Tuesday, March 27, 2012

Recovering from OutOfMemoryError in Hadoop mapreduce

Dealing with OutOfMemoryErrors in any environment indicates that something is very wrong. There is a good discussion at stackoverflow [1] that can be shortened to "you can catch the error, but is it worth recovering?".

In terms of Hadoop mapreduce framework, I am convinced that it is worth to catch OutOfMemoryError and be able to recover from it. Let me illustrate:


Here, we have typical dummy mapper. For exemplary purposes we introduced variable bigArray to be blamed for OutOfMemoryError.
Now, let's answer few questions:

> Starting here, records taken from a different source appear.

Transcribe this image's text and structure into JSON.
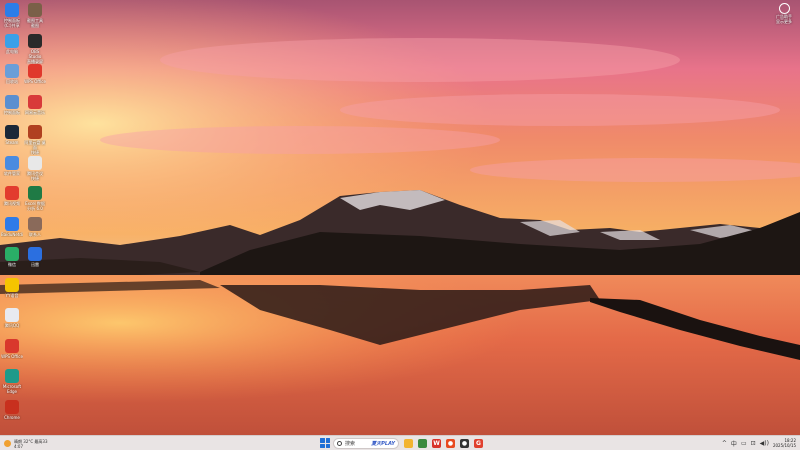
{
  "desktop": {
    "icons_left": [
      {
        "label": "控制面板\n(C:)共享",
        "icon": "control-panel-icon",
        "color": "#2b7de9"
      },
      {
        "label": "此电脑",
        "icon": "this-pc-icon",
        "color": "#3aa0e8"
      },
      {
        "label": "回收站",
        "icon": "recycle-bin-icon",
        "color": "#6a9ed8"
      },
      {
        "label": "控制面板",
        "icon": "settings-icon",
        "color": "#5b8fd0"
      },
      {
        "label": "Steam",
        "icon": "steam-icon",
        "color": "#1b2838"
      },
      {
        "label": "软件管家",
        "icon": "app-manager-icon",
        "color": "#4a8be0"
      },
      {
        "label": "腾讯视频",
        "icon": "video-icon",
        "color": "#e23c2e"
      },
      {
        "label": "BaiduNetdisk",
        "icon": "baidu-netdisk-icon",
        "color": "#2f7be8"
      },
      {
        "label": "微信",
        "icon": "wechat-icon",
        "color": "#2aae67"
      },
      {
        "label": "YY语音",
        "icon": "yy-icon",
        "color": "#f5c400"
      },
      {
        "label": "腾讯QQ",
        "icon": "qq-icon",
        "color": "#e8eaf0"
      },
      {
        "label": "WPS Office",
        "icon": "wps-icon",
        "color": "#d9382c"
      },
      {
        "label": "Microsoft Edge",
        "icon": "edge-icon",
        "color": "#1e9a8a"
      },
      {
        "label": "Chrome",
        "icon": "chrome-icon",
        "color": "#c8301e"
      }
    ],
    "icons_col2": [
      {
        "label": "截图工具\n截图",
        "icon": "snapshot-icon",
        "color": "#7a6048"
      },
      {
        "label": "OBS Studio\n直播录屏",
        "icon": "obs-icon",
        "color": "#2a2a2a"
      },
      {
        "label": "WPS Office",
        "icon": "wps-2-icon",
        "color": "#e0382c"
      },
      {
        "label": "网易云音乐",
        "icon": "music-icon",
        "color": "#d83a3a"
      },
      {
        "label": "阿里云盘 桌面\n快捷",
        "icon": "game-icon",
        "color": "#b04020"
      },
      {
        "label": "腾讯会议\n快捷",
        "icon": "doc-icon",
        "color": "#e8e8e8"
      },
      {
        "label": "Excel 数据\n分析 6.0",
        "icon": "excel-icon",
        "color": "#1f7a45"
      },
      {
        "label": "联系人",
        "icon": "contact-icon",
        "color": "#8a6a5a"
      },
      {
        "label": "迅雷",
        "icon": "thunder-icon",
        "color": "#2b6fe0"
      }
    ],
    "corner_widget": {
      "icon": "ai-assistant-icon",
      "label": "广告助手\n显示更多"
    }
  },
  "taskbar": {
    "weather": {
      "icon": "sun-icon",
      "line1": "晴朗 32°C 最高33",
      "line2": "4:07"
    },
    "start_icon": "windows-start-icon",
    "search": {
      "placeholder": "搜索",
      "promo": "夏天PLAY"
    },
    "apps": [
      {
        "name": "file-explorer-icon",
        "color": "#f2b430",
        "glyph": ""
      },
      {
        "name": "chrome-taskbar-icon",
        "color": "#3b8a3e",
        "glyph": ""
      },
      {
        "name": "wps-taskbar-icon",
        "color": "#d8332a",
        "glyph": "W"
      },
      {
        "name": "app-taskbar-icon",
        "color": "#e84a20",
        "glyph": "●"
      },
      {
        "name": "obs-taskbar-icon",
        "color": "#333333",
        "glyph": "●"
      },
      {
        "name": "google-taskbar-icon",
        "color": "#e0402e",
        "glyph": "G"
      }
    ],
    "tray": {
      "icons": [
        "^",
        "中",
        "▭",
        "⊡",
        "◀))"
      ],
      "time": "18:22",
      "date": "2025/10/15"
    }
  }
}
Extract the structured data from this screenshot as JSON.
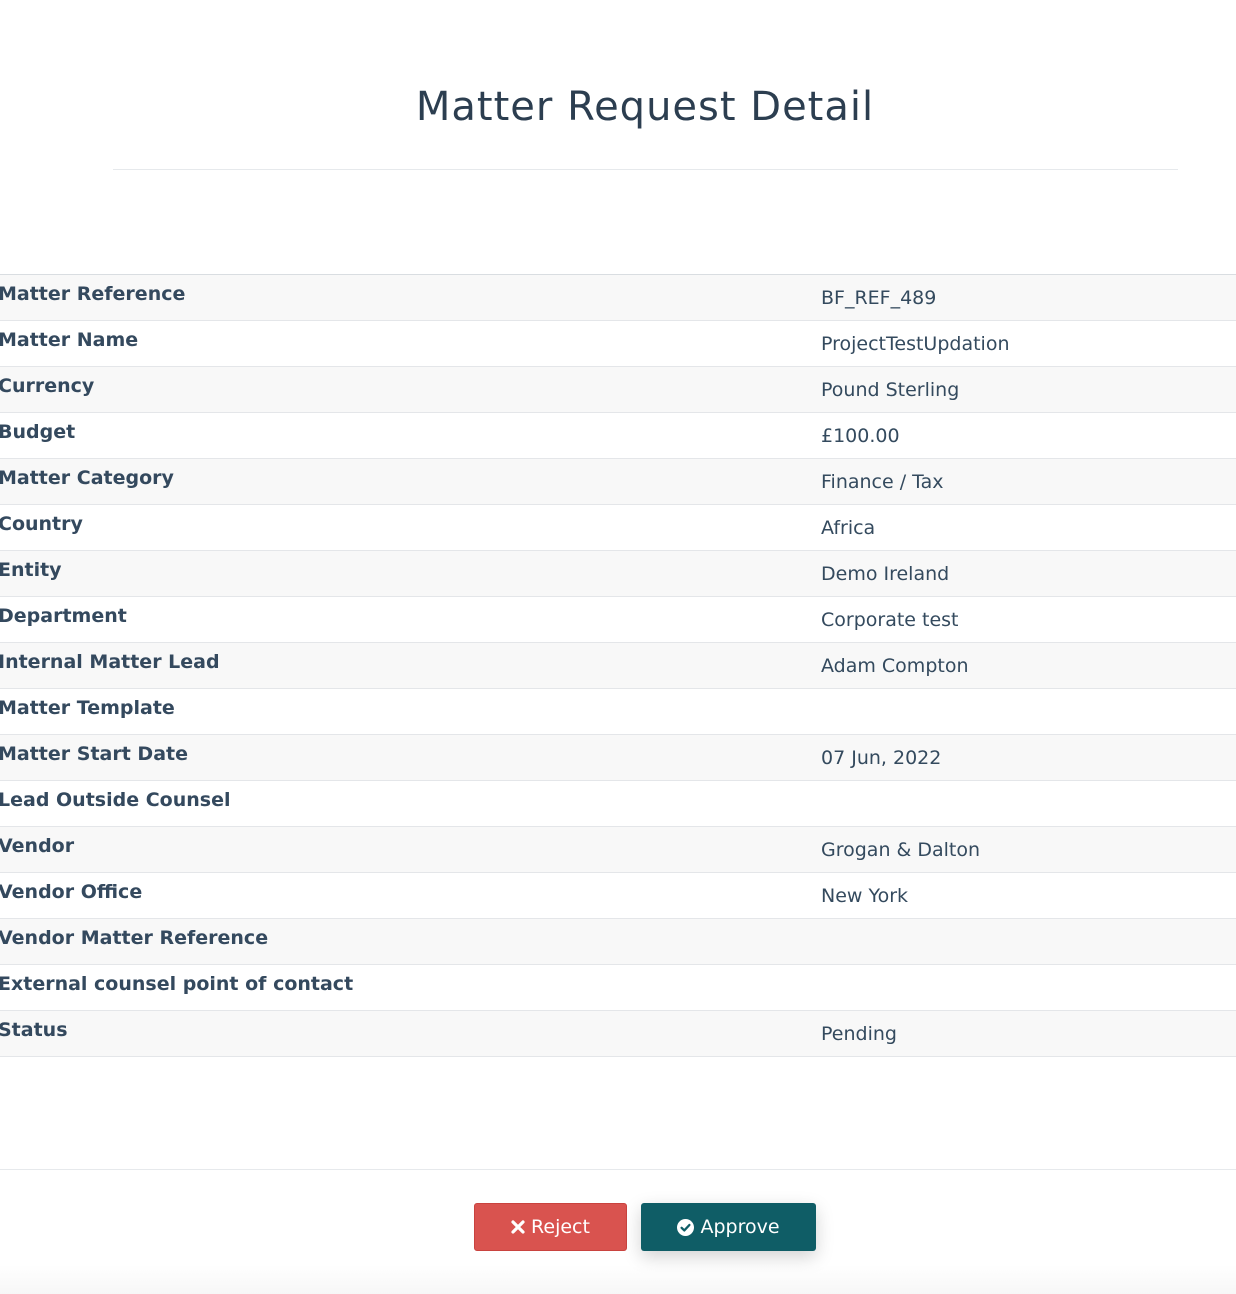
{
  "page": {
    "title": "Matter Request Detail"
  },
  "details": [
    {
      "label": "Matter Reference",
      "value": "BF_REF_489"
    },
    {
      "label": "Matter Name",
      "value": "ProjectTestUpdation"
    },
    {
      "label": "Currency",
      "value": "Pound Sterling"
    },
    {
      "label": "Budget",
      "value": "£100.00"
    },
    {
      "label": "Matter Category",
      "value": "Finance / Tax"
    },
    {
      "label": "Country",
      "value": "Africa"
    },
    {
      "label": "Entity",
      "value": "Demo Ireland"
    },
    {
      "label": "Department",
      "value": "Corporate test"
    },
    {
      "label": "Internal Matter Lead",
      "value": "Adam Compton"
    },
    {
      "label": "Matter Template",
      "value": ""
    },
    {
      "label": "Matter Start Date",
      "value": "07 Jun, 2022"
    },
    {
      "label": "Lead Outside Counsel",
      "value": ""
    },
    {
      "label": "Vendor",
      "value": "Grogan & Dalton"
    },
    {
      "label": "Vendor Office",
      "value": "New York"
    },
    {
      "label": "Vendor Matter Reference",
      "value": ""
    },
    {
      "label": "External counsel point of contact",
      "value": ""
    },
    {
      "label": "Status",
      "value": "Pending"
    }
  ],
  "actions": {
    "reject_label": "Reject",
    "reject_icon": "times-icon",
    "reject_color": "#d9534f",
    "approve_label": "Approve",
    "approve_icon": "check-circle-icon",
    "approve_color": "#0f5d66"
  }
}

  • Is it abnormal when system throws OOME?
    Yes. However, when we are dealing with user-generated content, we might not always secure ourselves from it.
    For example: in social networks, you have 99.99% with 10-20 MB of statistics data per account, and 0.01% of fake/misused/flash-mobbed accounts that barely fit into 200-300 MB. Handling those is a challenge.
  • How to prevent system from meltdown?
    First of all - keep all declarations, all references inside the try block. When OOME is thrown, JVM will run GC and clean up all objects referenced within your try block. This way you can proceed.
  • Is it OK to skip 0.01% of problematic data?
    This is polemic, however I am convinced that Yes.
    As Tom White put it "In an ideal world, your code would cope gracefully with all of these conditions. In practice, it is often expedient to ignore the offending records" [2]
To summarize above, let me also present screenshot from real-world mapper. It shows that within 274'022 records we have 9 causing OutOfMemoryExceptions, or 0.000033%.

Figure 1: real-world mapper output

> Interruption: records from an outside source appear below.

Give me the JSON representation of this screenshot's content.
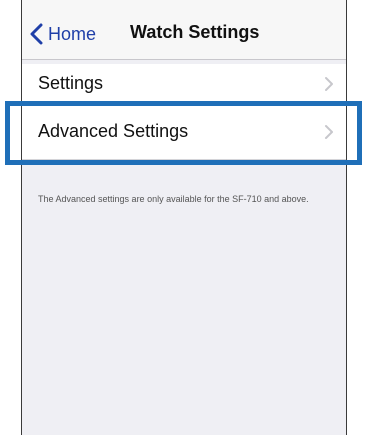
{
  "nav": {
    "back_label": "Home",
    "title": "Watch Settings"
  },
  "rows": [
    {
      "label": "Settings"
    },
    {
      "label": "Advanced Settings"
    }
  ],
  "note": "The Advanced settings are only available for the SF-710 and above.",
  "colors": {
    "accent": "#1f3fa8",
    "highlight": "#1f6fb8",
    "background": "#efeff4"
  },
  "icons": [
    "chevron-left-icon",
    "chevron-right-icon"
  ]
}
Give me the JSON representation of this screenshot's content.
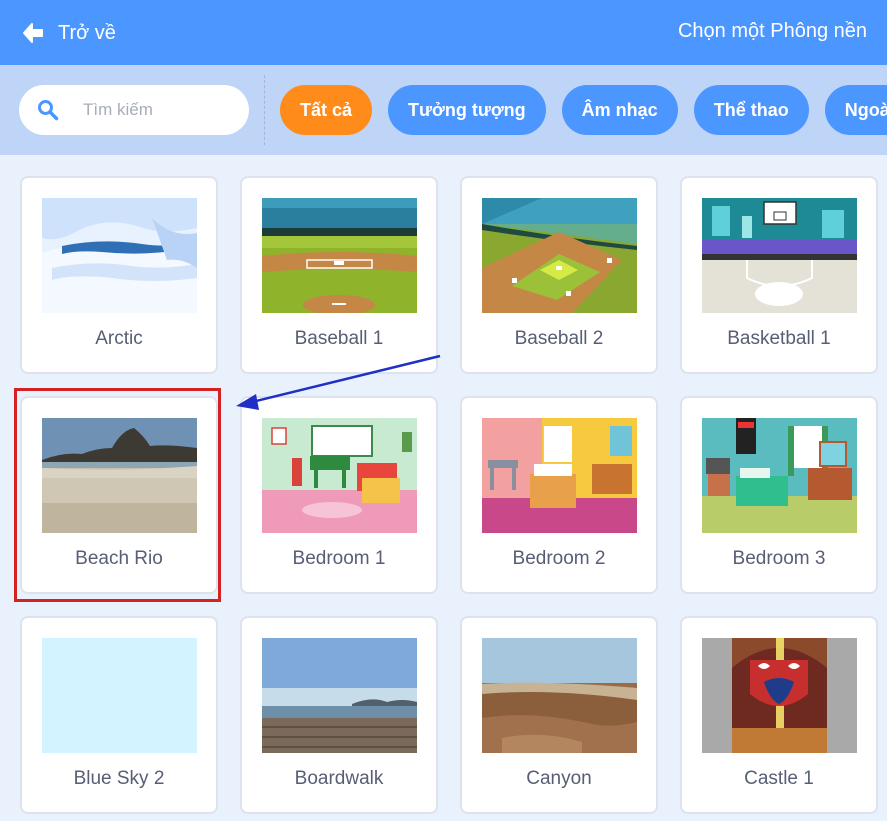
{
  "header": {
    "back_label": "Trở về",
    "title": "Chọn một Phông nền"
  },
  "search": {
    "placeholder": "Tìm kiếm"
  },
  "tags": [
    {
      "label": "Tất cả",
      "active": true
    },
    {
      "label": "Tưởng tượng",
      "active": false
    },
    {
      "label": "Âm nhạc",
      "active": false
    },
    {
      "label": "Thể thao",
      "active": false
    },
    {
      "label": "Ngoài trời",
      "active": false
    }
  ],
  "backdrops": [
    {
      "name": "Arctic"
    },
    {
      "name": "Baseball 1"
    },
    {
      "name": "Baseball 2"
    },
    {
      "name": "Basketball 1"
    },
    {
      "name": "Beach Rio"
    },
    {
      "name": "Bedroom 1"
    },
    {
      "name": "Bedroom 2"
    },
    {
      "name": "Bedroom 3"
    },
    {
      "name": "Blue Sky 2"
    },
    {
      "name": "Boardwalk"
    },
    {
      "name": "Canyon"
    },
    {
      "name": "Castle 1"
    }
  ],
  "colors": {
    "header": "#4c97ff",
    "filter_bar": "#bed5f7",
    "active_tag": "#ff8c1a",
    "tag": "#4c97ff",
    "highlight_box": "#d42121",
    "annotation_arrow": "#1f2fc8"
  }
}
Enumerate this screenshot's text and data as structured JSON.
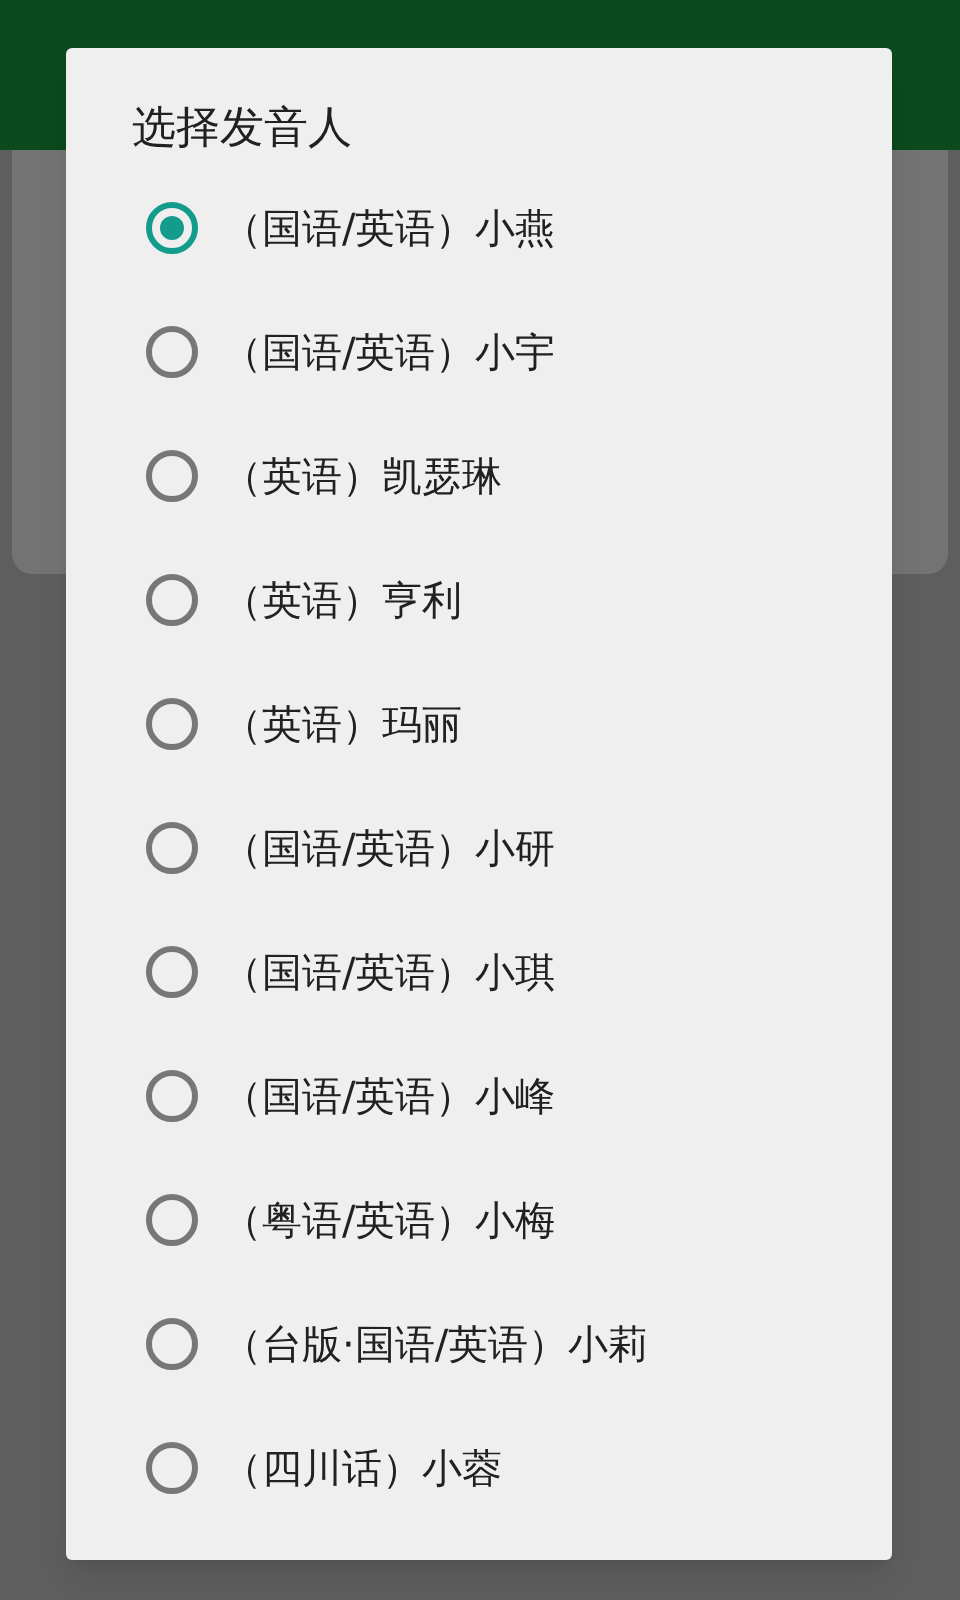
{
  "dialog": {
    "title": "选择发音人",
    "options": [
      {
        "label": "（国语/英语）小燕",
        "selected": true
      },
      {
        "label": "（国语/英语）小宇",
        "selected": false
      },
      {
        "label": "（英语）凯瑟琳",
        "selected": false
      },
      {
        "label": "（英语）亨利",
        "selected": false
      },
      {
        "label": "（英语）玛丽",
        "selected": false
      },
      {
        "label": "（国语/英语）小研",
        "selected": false
      },
      {
        "label": "（国语/英语）小琪",
        "selected": false
      },
      {
        "label": "（国语/英语）小峰",
        "selected": false
      },
      {
        "label": "（粤语/英语）小梅",
        "selected": false
      },
      {
        "label": "（台版·国语/英语）小莉",
        "selected": false
      },
      {
        "label": "（四川话）小蓉",
        "selected": false
      }
    ]
  }
}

[1] Stack Overflow
http://stackoverflow.com/questions/2679330/catching-java-lang-outofmemoryerror

[2] Tom White: Hadoop: The Definitive Guide, second edition
Chapter 6, page 185 "Skipping Bad Records"
http://shop.oreilly.com/product/0636920010388.do

3 comments:

Serhiy Tsaryk said...

1. It is easier to avoid OoME then to recover.
2. Sometimes it is cheaper to buy additional 16G then to develop & test recovery code.

rpyaset said...

How can you be sure by the time to you get to catch block jvm is in such a state that anything can be done? e.g. run gc manually etc

You're making good point about requirements that are user data driven but still it seems like you're fighting your system resources threshold. Try to figure out peak load and just double the resources to handle it. No always possible but with clouds and dynamic quotas it can be configured for less.

What amount of data on ave are we talking about in your case?

Bohdan Mushkevych said...

Good questions. Let me provide answers:
- in cases with user-driven content among hundreds of thousands accounts, you might expect few that simply fall short from your predictions and expectations;
- it is not always money-wise to pay for additional GB of RAM if you need them to compute >0.01% of (usually fake) data
- in this particular case mappers were set to 512MB, while reducers to 768 MB; most of the processing fitted well into 20-30 MB
- in reality try{} block should be build with understanding of JVM RAM Allocation mechanics.
From [A] we can find out that JVM does computation in advance before allocating the object.
Since Hadoop Table mappers and reducers are single threaded, we can expect that memory allocation is located in try() block.
By keeping all references inside try{} block and by trying to allocate large chunk of RAM we secure ourself from running into bad OutOfMemory situations, when Heap is full.

[A] OOME discussion on stackoverflow: http://stackoverflow.com/questions/9261705/what-happens-when-theres-insufficient-memory-to-throw-an-outofmemoryerror